(Beginning of SUPPLIED DATA)

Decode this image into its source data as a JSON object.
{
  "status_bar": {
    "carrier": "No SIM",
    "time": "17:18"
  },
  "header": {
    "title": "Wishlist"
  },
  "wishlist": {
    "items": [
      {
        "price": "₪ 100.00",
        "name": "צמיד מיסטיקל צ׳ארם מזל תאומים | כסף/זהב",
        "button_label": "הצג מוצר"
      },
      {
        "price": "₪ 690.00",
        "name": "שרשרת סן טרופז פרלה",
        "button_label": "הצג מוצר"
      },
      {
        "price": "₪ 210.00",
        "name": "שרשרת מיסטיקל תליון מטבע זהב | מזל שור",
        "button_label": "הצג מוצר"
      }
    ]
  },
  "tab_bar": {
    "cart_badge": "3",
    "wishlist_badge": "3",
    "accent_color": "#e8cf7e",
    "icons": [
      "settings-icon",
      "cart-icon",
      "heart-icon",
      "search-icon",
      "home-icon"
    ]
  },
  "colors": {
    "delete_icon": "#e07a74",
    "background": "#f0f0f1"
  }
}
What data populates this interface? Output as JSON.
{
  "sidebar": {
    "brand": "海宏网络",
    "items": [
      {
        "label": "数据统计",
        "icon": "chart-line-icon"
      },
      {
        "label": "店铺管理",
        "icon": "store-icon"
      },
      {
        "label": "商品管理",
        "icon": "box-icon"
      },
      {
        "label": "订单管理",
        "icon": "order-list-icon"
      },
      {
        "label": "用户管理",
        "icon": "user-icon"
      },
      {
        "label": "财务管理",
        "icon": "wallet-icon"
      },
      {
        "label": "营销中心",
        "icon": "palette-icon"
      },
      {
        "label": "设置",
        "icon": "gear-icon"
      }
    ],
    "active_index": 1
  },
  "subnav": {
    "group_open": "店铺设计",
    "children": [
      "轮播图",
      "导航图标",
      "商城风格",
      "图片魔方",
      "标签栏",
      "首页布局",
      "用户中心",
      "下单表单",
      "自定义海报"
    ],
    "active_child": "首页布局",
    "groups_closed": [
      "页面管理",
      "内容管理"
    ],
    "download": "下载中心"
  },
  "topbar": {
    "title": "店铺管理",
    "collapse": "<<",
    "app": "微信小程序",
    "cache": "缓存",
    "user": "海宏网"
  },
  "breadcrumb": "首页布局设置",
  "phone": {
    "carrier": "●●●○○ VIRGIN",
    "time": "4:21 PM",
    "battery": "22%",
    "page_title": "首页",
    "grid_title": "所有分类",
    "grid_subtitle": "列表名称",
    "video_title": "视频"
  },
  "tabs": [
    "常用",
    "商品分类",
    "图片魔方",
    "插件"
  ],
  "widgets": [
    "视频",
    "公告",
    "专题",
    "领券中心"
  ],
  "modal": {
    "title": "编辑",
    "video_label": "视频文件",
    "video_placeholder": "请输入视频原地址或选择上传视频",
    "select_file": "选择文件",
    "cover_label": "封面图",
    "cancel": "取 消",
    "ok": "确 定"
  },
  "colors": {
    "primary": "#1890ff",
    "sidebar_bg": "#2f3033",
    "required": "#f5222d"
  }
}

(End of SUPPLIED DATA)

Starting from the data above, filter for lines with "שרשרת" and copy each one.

        "name": "שרשרת סן טרופז פרלה",
        "name": "שרשרת מיסטיקל תליון מטבע זהב | מזל שור",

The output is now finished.